Mission Matters

Expert insights into the latest news, research and conversations that affect our mission: to inspire and prepare young people to succeed in a global economy.

Jennifer Holmes Weier, President and CEO

In support of civic engagement

January 19 2023

Jennifer Holmes Weier
President and CEO, JA Central Ontario

In my last article reflecting on the Toronto Foundation’s recent Social Capital Study, I spoke about many of the ways in which JA Central Ontario supports youth as they build social capital and connections in changing times. However – like many charities doing meaningful, necessary work in the city and region – achieving our goals is becoming challenging for many of the reasons outlined in the Foundation’s report.

Students at JA event

Photo by Jesús Maza

It paints complex picture for charities working in Toronto today. In 2022, many Torontonians need greater social support, networks, and a greater sense of community.

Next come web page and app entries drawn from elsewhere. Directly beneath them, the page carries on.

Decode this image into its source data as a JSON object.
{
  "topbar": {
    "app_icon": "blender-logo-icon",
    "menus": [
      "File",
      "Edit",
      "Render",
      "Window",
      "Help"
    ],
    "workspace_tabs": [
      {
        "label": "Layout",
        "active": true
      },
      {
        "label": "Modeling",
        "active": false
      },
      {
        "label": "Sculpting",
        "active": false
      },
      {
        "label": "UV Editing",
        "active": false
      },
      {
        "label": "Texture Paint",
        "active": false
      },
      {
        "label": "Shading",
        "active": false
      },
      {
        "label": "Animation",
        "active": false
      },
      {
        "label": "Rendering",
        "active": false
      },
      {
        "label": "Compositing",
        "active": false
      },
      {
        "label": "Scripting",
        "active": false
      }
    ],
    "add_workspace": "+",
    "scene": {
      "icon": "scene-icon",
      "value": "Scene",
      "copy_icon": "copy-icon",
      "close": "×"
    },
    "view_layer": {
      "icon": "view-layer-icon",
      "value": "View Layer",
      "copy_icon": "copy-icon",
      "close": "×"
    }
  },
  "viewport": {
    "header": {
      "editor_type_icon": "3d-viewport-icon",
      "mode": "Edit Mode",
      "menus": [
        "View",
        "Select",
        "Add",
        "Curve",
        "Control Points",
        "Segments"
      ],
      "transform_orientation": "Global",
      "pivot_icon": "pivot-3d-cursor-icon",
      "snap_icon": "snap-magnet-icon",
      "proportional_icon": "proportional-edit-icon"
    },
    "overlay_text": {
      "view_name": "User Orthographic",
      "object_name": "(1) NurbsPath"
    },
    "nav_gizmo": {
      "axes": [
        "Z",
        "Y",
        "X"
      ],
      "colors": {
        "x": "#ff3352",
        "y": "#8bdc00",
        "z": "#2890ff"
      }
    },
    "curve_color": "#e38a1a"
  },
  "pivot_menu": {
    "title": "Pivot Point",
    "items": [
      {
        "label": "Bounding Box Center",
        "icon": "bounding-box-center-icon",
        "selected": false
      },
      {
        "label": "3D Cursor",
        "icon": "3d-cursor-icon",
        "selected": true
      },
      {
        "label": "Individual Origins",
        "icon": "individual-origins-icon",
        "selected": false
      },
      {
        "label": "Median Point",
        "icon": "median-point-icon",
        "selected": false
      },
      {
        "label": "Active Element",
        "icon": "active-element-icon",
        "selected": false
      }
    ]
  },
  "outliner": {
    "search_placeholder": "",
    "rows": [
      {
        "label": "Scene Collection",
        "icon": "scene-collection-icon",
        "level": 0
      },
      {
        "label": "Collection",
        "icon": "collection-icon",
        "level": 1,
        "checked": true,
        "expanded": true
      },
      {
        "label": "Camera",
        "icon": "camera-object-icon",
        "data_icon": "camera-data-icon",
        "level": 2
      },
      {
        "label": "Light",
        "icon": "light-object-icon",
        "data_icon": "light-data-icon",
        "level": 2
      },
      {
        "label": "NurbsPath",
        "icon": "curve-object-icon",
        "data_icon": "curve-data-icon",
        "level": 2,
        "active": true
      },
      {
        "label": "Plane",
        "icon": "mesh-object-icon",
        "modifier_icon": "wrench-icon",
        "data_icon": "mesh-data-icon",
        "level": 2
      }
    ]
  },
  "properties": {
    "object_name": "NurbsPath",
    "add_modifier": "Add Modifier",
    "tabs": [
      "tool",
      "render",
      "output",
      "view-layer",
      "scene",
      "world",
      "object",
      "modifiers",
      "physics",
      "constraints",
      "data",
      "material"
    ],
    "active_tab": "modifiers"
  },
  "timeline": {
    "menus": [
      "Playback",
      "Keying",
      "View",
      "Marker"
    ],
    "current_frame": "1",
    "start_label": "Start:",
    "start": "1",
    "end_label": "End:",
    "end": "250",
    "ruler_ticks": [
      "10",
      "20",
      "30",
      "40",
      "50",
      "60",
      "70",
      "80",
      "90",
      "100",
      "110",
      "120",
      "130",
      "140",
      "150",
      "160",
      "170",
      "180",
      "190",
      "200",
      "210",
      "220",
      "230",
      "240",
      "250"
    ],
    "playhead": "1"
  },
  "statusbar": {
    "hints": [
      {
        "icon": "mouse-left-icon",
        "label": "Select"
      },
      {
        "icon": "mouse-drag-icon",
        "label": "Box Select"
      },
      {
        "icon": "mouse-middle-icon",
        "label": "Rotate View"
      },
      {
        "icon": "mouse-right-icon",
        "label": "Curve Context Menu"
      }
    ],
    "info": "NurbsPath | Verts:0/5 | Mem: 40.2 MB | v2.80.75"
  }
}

I’m reminded of the potential ‘social recession’ touted in the earlier days of the pandemic: following an extended period of social isolation, with a possible recession on the horizon and the cost of living soaring – it’s no surprise that many feel adrift in a sea of change and uncertainty.

The disheartening conclusions drawn from the Foundation’s study are made even more so by the fact that this social support is often provided by local charities, who rely on donations and volunteers to deliver vital services… both of which have seen a sharp decline in recent years. Since 2018, Toronto has lost the equivalent of 36 million volunteer hours and $180 million in donations – a staggering blow. This isn’t an abstract loss; it means fewer people and resources are available to power community building and deliver essential services.

The issue seems so large, you may be asking what can you do? Can you really affect change? A resounding YES. A quote comes to mind from Ontario’s Poet Laureate, Randell Adjei, who joined our Governors’ Celebration fundraiser this November: ‘leave a legacy that will continue’.

Creating bright lights in darker times

Students at JA event

Photo by Jesús Maza

As adult allies, we can use our own social capital whenever possible – networks, funds, time, and talent – to support youth as they begin to navigate an uncertain future. As the Foundation’s report suggests, both donating and volunteering are great ways to boost your own sense of community and support those around you.

The benefits of volunteering are well documented. And JA volunteers tell me they enjoy an enormous sense of wellbeing and personal growth through volunteering with youth.

Ved, long-time JA volunteer, tells us how volunteering keeps him engaged in his community and teaches him so much about the young people he supports. JA volunteer Meghan found a meaningful sense of community by mentoring JA youth virtually during the height of the pandemic. And Dave tells us just how rewarding it is to see young people soar thanks to his input and support.

As well as giving of your time and talent to build social capital for the next generation, the Toronto Foundation report sets out one surefire way to empower youth in the city: donate as much as you can. As budgets tighten and the cost of living rises, this is no easy ask. But giving, even a little, has the power to connect you to a cause that resonates with you – and the world around you – to ensure those in greater need can continue to build community networks, life skills and a sense of wellbeing.

Students at JA event

Photo by Jesús Maza

JA Central Ontario is dedicated to empowering young people, helping them build the social capital they need to build a world that works for them – no matter what the future has in store. But delivering on our mission today, with decreasing overall civic engagement and a rocky economic climate, is not easy. We need your support now more than ever.

Recalling Randell Adjei’s words: leave a legacy that will continue in a new generation – join us and support JA Central Ontario as a volunteer or donate today.